The Mets acquired a familiar face over the weekend, sending the Atlanta Braves cash considerations for Eric Young Jr. For the second time in three years, they'll look to receive an energy jolt from the speedy outfielder. Except this time they're no longer operating on an empty tank.
Back in 2013, their seemingly cheap gamble payed off when Young notched a .318 on-base percentage and 38 stolen bases, giving them a competent spark in the outfield. Although far from perfect given his mediocre .329 slugging percentage, he still represented an upgrade over the barren wasteland there before him.
The following year, his speed and defense failed to make up for a .229/.299/.311 batting line, causing him to eventually fall from the top of the order to the bench. To make matters worse, Collin McHugh, who went to Colorado in exchange for Young, transformed from organizational depth into a viable starter, tallying a 2.73 ERA for the Houston Astros, who claimed him off waivers from the Rockies.
A once-successful deal doesn't look so hot anymore, but the Mets didn't part with any players to reclaim the 30-year-old. Hitting .169 with a minus-0.6 fWAR with Atlanta, Young earned a one-way ticket to Triple-A, where he batted .248/.349/.312 before getting shipped to the Mets. Young expressed his joy to come back on his blog:

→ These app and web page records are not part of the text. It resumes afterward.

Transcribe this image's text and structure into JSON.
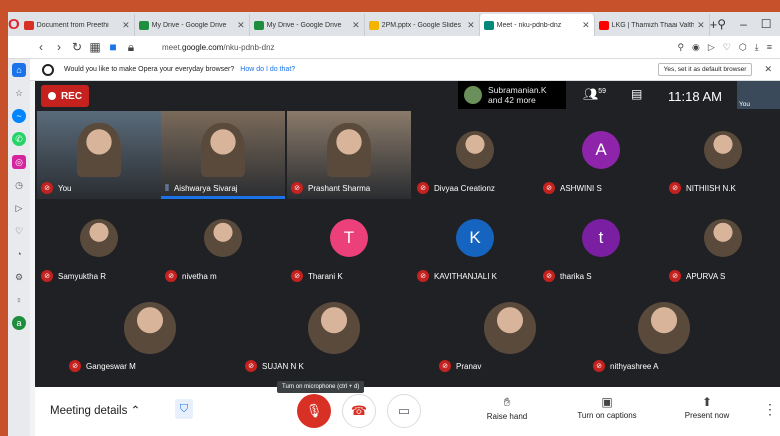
{
  "browser": {
    "tabs": [
      {
        "title": "Document from Preethi",
        "fav_color": "#d93025",
        "active": false
      },
      {
        "title": "My Drive - Google Drive",
        "fav_color": "#1e8e3e",
        "active": false
      },
      {
        "title": "My Drive - Google Drive",
        "fav_color": "#1e8e3e",
        "active": false
      },
      {
        "title": "2PM.pptx - Google Slides",
        "fav_color": "#f4b400",
        "active": false
      },
      {
        "title": "Meet - nku-pdnb-dnz",
        "fav_color": "#00897b",
        "active": true
      },
      {
        "title": "LKG | Thamizh Thaai Valth",
        "fav_color": "#ff0000",
        "active": false
      }
    ],
    "url_prefix": "meet.",
    "url_domain": "google.com",
    "url_path": "/nku-pdnb-dnz",
    "infobar": {
      "text": "Would you like to make Opera your everyday browser?",
      "link": "How do I do that?",
      "button": "Yes, set it as default browser"
    }
  },
  "meet": {
    "rec_label": "REC",
    "presenter": {
      "name": "Subramanian.K",
      "more": "and 42 more"
    },
    "people_count": "59",
    "clock": "11:18 AM",
    "self_label": "You",
    "participants": [
      {
        "name": "You",
        "type": "video",
        "color": "#5a6b7a"
      },
      {
        "name": "Aishwarya Sivaraj",
        "type": "video",
        "color": "#7a6a5a",
        "speaking": true
      },
      {
        "name": "Prashant Sharma",
        "type": "video",
        "color": "#8a7a6a"
      },
      {
        "name": "Divyaa Creationz",
        "type": "photo"
      },
      {
        "name": "ASHWINI S",
        "type": "letter",
        "letter": "A",
        "color": "#8e24aa"
      },
      {
        "name": "NITHIISH N.K",
        "type": "photo"
      },
      {
        "name": "Samyuktha R",
        "type": "photo"
      },
      {
        "name": "nivetha m",
        "type": "photo"
      },
      {
        "name": "Tharani K",
        "type": "letter",
        "letter": "T",
        "color": "#ec407a"
      },
      {
        "name": "KAVITHANJALI K",
        "type": "letter",
        "letter": "K",
        "color": "#1565c0"
      },
      {
        "name": "tharika S",
        "type": "letter",
        "letter": "t",
        "color": "#7b1fa2"
      },
      {
        "name": "APURVA S",
        "type": "photo"
      },
      {
        "name": "Gangeswar M",
        "type": "photo"
      },
      {
        "name": "SUJAN N K",
        "type": "photo"
      },
      {
        "name": "Pranav",
        "type": "photo"
      },
      {
        "name": "nithyashree A",
        "type": "photo"
      }
    ],
    "tooltip": "Turn on microphone (ctrl + d)",
    "bottom": {
      "meeting_details": "Meeting details",
      "raise_hand": "Raise hand",
      "captions": "Turn on captions",
      "present": "Present now"
    }
  }
}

I always say that it's important to treat people with respect and leave on a good note because you just never know what could happen in the future and you have to keep those lines open. And here I am now returning to the Mets. It's a reminder about why it's important to leave on a good note. When they heard the news, most of the coaching staff, and pretty much everybody that was there when I was there, reached out to me. I knew I had good relationships with my Mets teammates before I left, but now that I'm coming back, and everybody is excited...it feels great.
Once the rosters expand on September 1, he'll return to Flushing for a team that has stolen 46 bases all year. Only the Los Angeles Dodgers have swiped fewer bags (31) in the National League. Fortunately, the Mets no longer need Young to lead off or start. He'll serve almost exclusively as a pinch-runner, a useful asset to have down the stretch.
Over his career, Young has stolen 141 bases in 174 attempts, giving him an efficient 81% success rate. That savvy on the basepaths will help in September. With their bench suddenly crowded, he'll need to dazzle in order to earn a postseason roster spot, if there's baseball to be played in October.